### Data for the task

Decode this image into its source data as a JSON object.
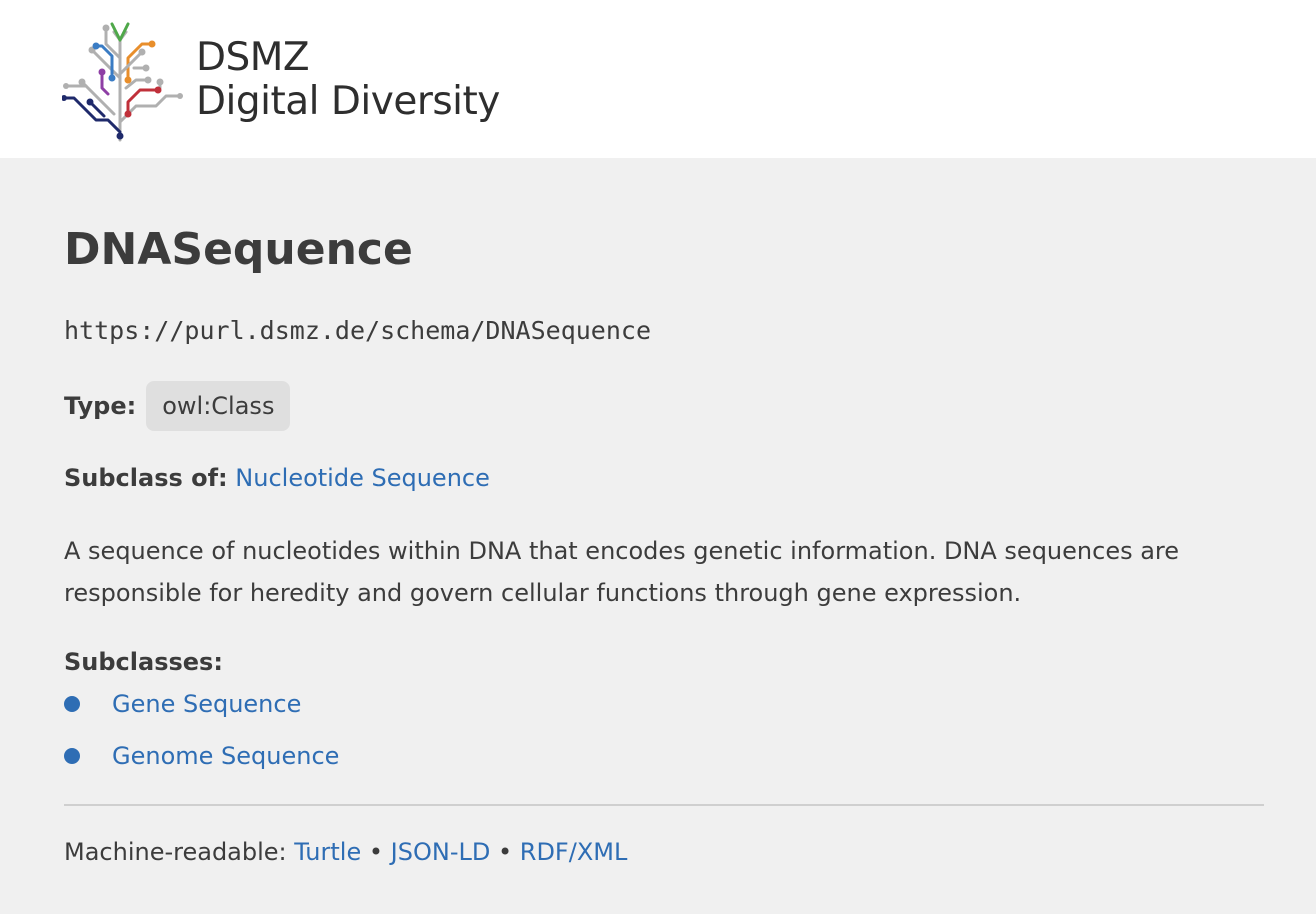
{
  "header": {
    "logo_line1": "DSMZ",
    "logo_line2": "Digital Diversity",
    "logo_icon": "tree-circuit-logo-icon"
  },
  "main": {
    "title": "DNASequence",
    "iri": "https://purl.dsmz.de/schema/DNASequence",
    "type_label": "Type:",
    "type_value": "owl:Class",
    "subclass_of_label": "Subclass of:",
    "subclass_of_value": "Nucleotide Sequence",
    "description": "A sequence of nucleotides within DNA that encodes genetic information. DNA sequences are responsible for heredity and govern cellular functions through gene expression.",
    "subclasses_label": "Subclasses:",
    "subclasses": [
      {
        "label": "Gene Sequence"
      },
      {
        "label": "Genome Sequence"
      }
    ]
  },
  "footer": {
    "machine_readable_label": "Machine-readable:",
    "separator": "•",
    "formats": [
      {
        "label": "Turtle"
      },
      {
        "label": "JSON-LD"
      },
      {
        "label": "RDF/XML"
      }
    ]
  },
  "colors": {
    "link": "#2e6db4",
    "text": "#3c3c3c",
    "background": "#f0f0f0",
    "header_background": "#ffffff",
    "badge_background": "#dfdfdf"
  }
}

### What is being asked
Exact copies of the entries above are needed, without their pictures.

### Solution to the problem
Decode this image into its source data as a JSON object.
{
  "header": {
    "logo_line1": "DSMZ",
    "logo_line2": "Digital Diversity",
    "logo_icon": "tree-circuit-logo-icon"
  },
  "main": {
    "title": "DNASequence",
    "iri": "https://purl.dsmz.de/schema/DNASequence",
    "type_label": "Type:",
    "type_value": "owl:Class",
    "subclass_of_label": "Subclass of:",
    "subclass_of_value": "Nucleotide Sequence",
    "description": "A sequence of nucleotides within DNA that encodes genetic information. DNA sequences are responsible for heredity and govern cellular functions through gene expression.",
    "subclasses_label": "Subclasses:",
    "subclasses": [
      {
        "label": "Gene Sequence"
      },
      {
        "label": "Genome Sequence"
      }
    ]
  },
  "footer": {
    "machine_readable_label": "Machine-readable:",
    "separator": "•",
    "formats": [
      {
        "label": "Turtle"
      },
      {
        "label": "JSON-LD"
      },
      {
        "label": "RDF/XML"
      }
    ]
  },
  "colors": {
    "link": "#2e6db4",
    "text": "#3c3c3c",
    "background": "#f0f0f0",
    "header_background": "#ffffff",
    "badge_background": "#dfdfdf"
  }
}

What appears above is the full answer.